“At that time I was very ill and so she invited me to join them on Sunday and I did. My husband Ivor was in shock.
“Over the next six weeks the most amazing thing happened. I found a Bible at the Salvation Army hall I use for my dance classes and for the first time in my life I was able to read two lines clearly and it said something along the lines of ‘if you’re unsure just go with me’. So I went off to find the Major and he talked about the passage with me and gave me the Bible. He then brought a promise box for me and asked me to look through it.
“From that point my life turned around and so did my attitude. Then a few weeks later I was out in Bangor and there were people giving out tracts. I never refuse them, but I never read them either. One of the things we had discussed in the classes was the idea of asking God into your heart and they would say to me ‘all you need to do is say you’re sorry and ask God and Jesus into your life’. But I never felt I could, it didn’t sit with me.
“So when I got the tract I rang my friend Margaret about asking Jesus into my heart and she told me that I wasn’t to try, that if I had to try I wasn’t ready. That night she left me with the thought that my mummy had great faith and that I should consider that if there is an afterlife would I like to spend it with my mummy.
“I invited Jesus into my life and it was like a light was switched on. I have that friend now no matter what and nobody can take him away.
“If you ask me to put into words I would say I was saved and if you asked me to describe my life before and after being a Christian I would absolutely say I was born again.
“There’s a lot of things I wouldn’t necessarily agree with in terms of faith and religion but the essence of my life has changed. I care more deeply about people.”
Where Do You Go To My Lovely by Patience Bradley is published by Excalibur Press and available on Amazon and www.excaliburpress.co.uk/sotre/products
In her memoir book Where Do You Go To My Lovely one of Patience Bradley’s most favourite memories is her friendship with Superman actor Christopher Reeve.
The dancer and model hit it off with superstar Reeve over their mutual love of horse riding.
In her book she writes: “Many years ago I had a chance encounter at a party with a very handsome young American actor called Christopher Reeve. He was charming and oh so handsome. He was also in London making a film where he played the lead role – Superman.
“We had a mutual love of and interest in horses and when, over the years, we were at the same events, he would always make a point of coming over to chat with me.”

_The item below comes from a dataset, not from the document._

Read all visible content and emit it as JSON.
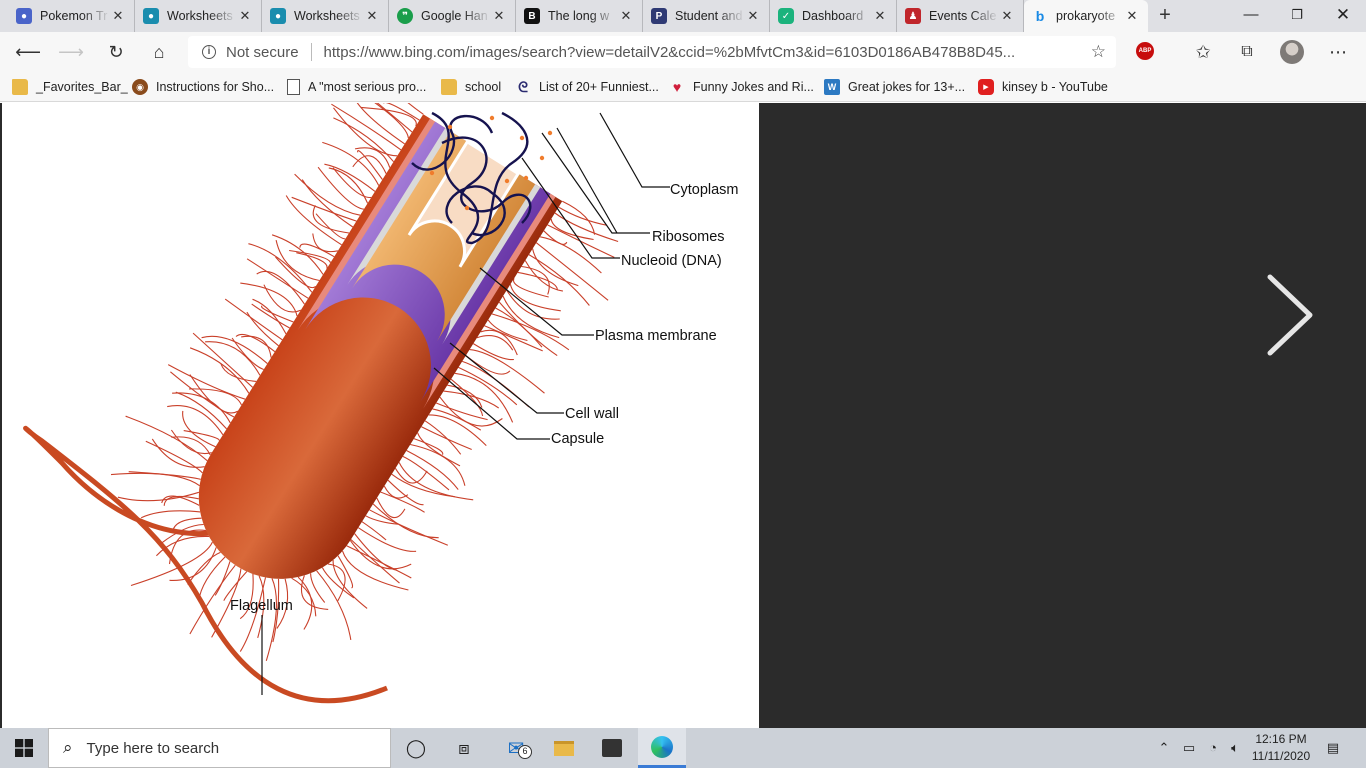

As the world grew to love Superman, Reeve himself made an impact on the young model.
She explained: “During that time I would have encountered a lot of people who were incredibly false. Everything to them was about image, looking for the next big break.
“This wasn’t the case with Christopher. He was a genuinely charming man. The charm was not an act, it was simply who he was.
“Christopher was genuinely uninterested in his looks. He was simply a very nice person. But why shouldn’t he be. He had a beautiful wife, a great career and three beautiful children.”
Patience even remembers fondly the moment she met the Hollywood superstar after his widely publicised accident that left him paralysed.
“After he fell from the horse during a show jumping competition everything changed. He was left paralysed from the neck down, unable to breathe without the aid of a ventilator. No-one would have blamed him if he had just given up” said Patience.
“What we all learnt was that he didn’t just act like Superman, he really was a super man. Instead of retreating from society he embraced it.
“It was a few years after the accident that I found out I was going to be at the same event as him. I’ll be honest, I was nervous about how I would cope with meeting him again.
“I took a deep breath and walked over to see my old friend. We chatted and he introduced me to his son Will. The same charm was there, the blue eyes still held you mesmerised and suddenly all pity was gone. In its place was an overwhelming sense of admiration and pride for such a wonderful individual.”